To build a critical mass of either is hard. The Valley was able to grow organically, since it was the first such hub. But any future hub will probably have to be more bold.

Paul Graham, a well-known Valley investor, suggested a would-be start-up hub should give $1 million to each of 50 start-ups, just to get them to relocate. $50 million is a tiny amount of money when weighed against the benefits it would bring (it’s less than a quarter of the cost of the regeneration of Croke Park). And yet, such a move would, overnight, turn Ireland into one of the biggest start-up hubs in the world.

Assuming we got start-ups to relocate, many would need funding. Silicon Valley has a huge number of angel and venture capital investors.

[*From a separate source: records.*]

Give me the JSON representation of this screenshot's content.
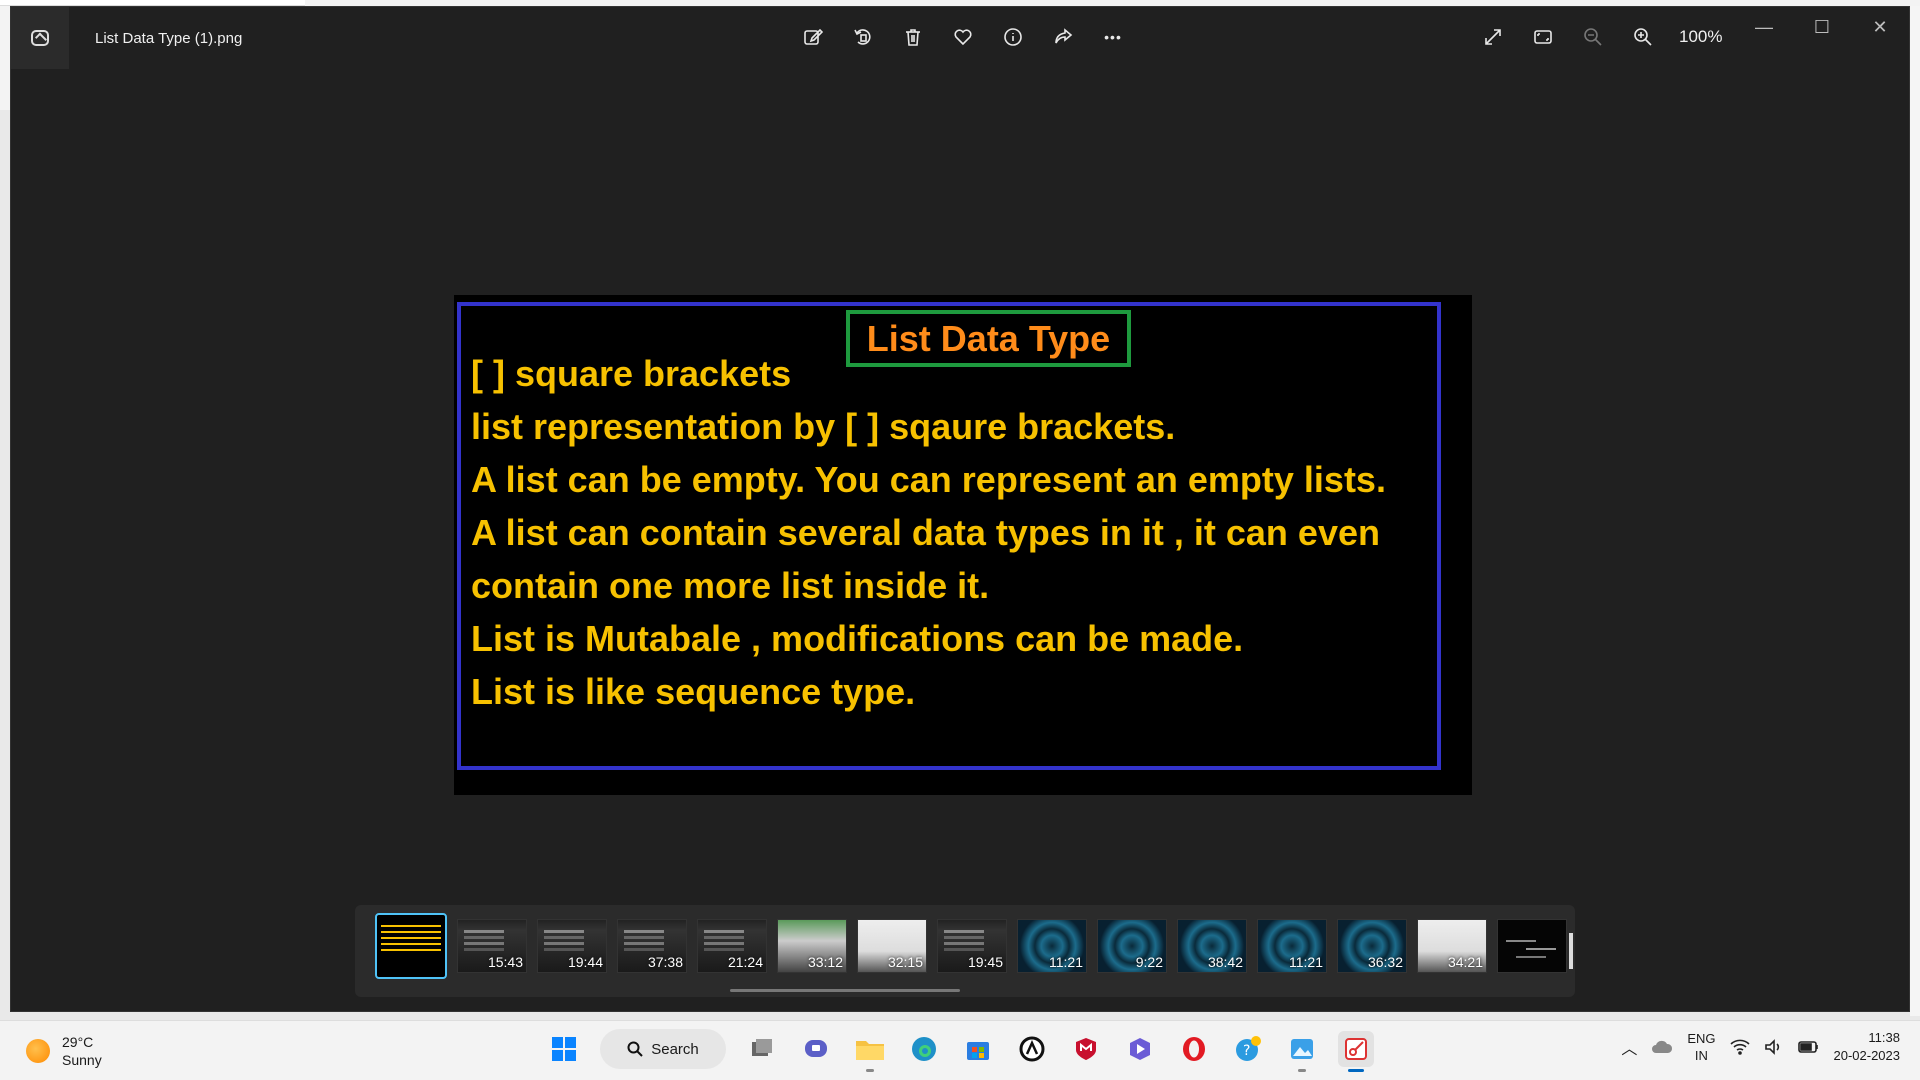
{
  "window": {
    "title": "List Data Type (1).png",
    "zoom": "100%"
  },
  "toolbar": {
    "icons": [
      "edit-icon",
      "rotate-icon",
      "delete-icon",
      "favorite-icon",
      "info-icon",
      "share-icon",
      "more-icon"
    ],
    "more_label": "•••"
  },
  "view_tools": {
    "icons": [
      "fullscreen-icon",
      "fit-window-icon",
      "zoom-out-icon",
      "zoom-in-icon"
    ]
  },
  "win_controls": {
    "minimize": "—",
    "maximize": "☐",
    "close": "✕"
  },
  "slide": {
    "title": "List Data Type",
    "lines": [
      "[  ]  square brackets",
      "list representation by [ ] sqaure brackets.",
      "A list can be empty. You can represent an empty lists.",
      "A list can contain several data types in it , it can even",
      "contain one more list inside it.",
      "List is Mutabale , modifications can be made.",
      "List is like sequence type."
    ],
    "colors": {
      "text": "#f7c100",
      "title": "#ff8c1a",
      "title_border": "#1e9a3e",
      "frame": "#3333cc"
    }
  },
  "filmstrip": {
    "durations": [
      "",
      "15:43",
      "19:44",
      "37:38",
      "21:24",
      "33:12",
      "32:15",
      "19:45",
      "11:21",
      "9:22",
      "38:42",
      "11:21",
      "36:32",
      "34:21",
      ""
    ]
  },
  "taskbar": {
    "weather_temp": "29°C",
    "weather_desc": "Sunny",
    "search_label": "Search",
    "lang_line1": "ENG",
    "lang_line2": "IN",
    "time": "11:38",
    "date": "20-02-2023"
  }
}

Though Ireland could probably eventually grow something comparable given enough time, some sort of bootstrapping is likely to be required.

One creative option would be to create a start-up stock exchange – a website where early-stage companies could sell some fraction of their stock, and any member of the public could invest. Start-ups could post their latest news and, most importantly, their metrics (as opposed to their financials, as in the case of a real public company).

An investor would get a comprehensive list of credible start-up companies, with detailed information, tiny transaction costs and, critically, no barrier to entry – you wouldn’t need to know the right people, or have pre-prepared funding documents. From a start-up’s standpoint, it could be the holy grail – easy access to capital.

I’ve often wished this existed in the US. It’d never happen there, though – too many laws would have to change. But there’s nothing stopping Ireland from making it happen.

Of course, US bureaucracy doesn’t just inhibit new ideas like this. It’s also a major source of pain for any conventional start-up. In particular, tax and immigration issues are the bane of many a founder’s life.

The complexity of the US tax system creates a distracting and expensive proposition for start-ups.

Immigration to the US is absurdly difficult. Examples abound: working on Auctomatic, it cost thousands of dollars in legal fees and countless days to get the visas we needed. Liam Casey, a Corkman and chief executive of PCH International, left the US and now employs hundreds of people in China because he was unable to obtain a visa. One of the smartest Irish guys I’ve ever met, and an MIT graduate, was forced to leave New York after his employer failed to secure a work permit for him. In 2007, Microsoft set up an office in Canada, a few miles from the US border, for the sole purpose of circumventing US visa regulations.

These are both great opportunities for Ireland. The US is needlessly handicapping itself, creating an opportunity for some smarter region to gain an edge by doing things better. In the case of tax, Ireland should allow a start-up to defer all tax for a few years, or until revenues have reached a certain threshold. With immigration, make it as simple as possible for a start-up to hire whoever they want, wherever they may be from.

Two final ideas. Though full of good people, Enterprise Ireland still take several months to make most investment decisions. This is crazy – it encourages good companies to get their money elsewhere.

Lastly, New York has had great success with its 311 service. It’s an easy way for residents to report non-urgent things that need repair or attention (like, say, illegal dumping). We should create a similar service for bureaucracy. When people encounter something broken, they should be able to request an evaluation by the new Bureaucracy Repair Department.

On the face of it, for Ireland to aspire to the success of Silicon Valley is crazy. Shouldn’t we set a more realistic target – like, say, becoming as successful as London?

I don’t think so. Why shouldn’t Ireland be as powerful a hub of innovation as the Valley? There is no magic in the Valley’s success, and it could conceivably be replicated.

A region that realised the importance of start-ups, worked hard to help when necessary and stayed out of the way the rest of the time would be a force to be reckoned with.

In a lot of ways, the proposition of turning Ireland into a pre-eminent start-up hub is like that of a start-up itself. The goal is attainable, and some region will probably do it eventually. The question is whether we’re smart and driven enough to make it happen. Are we?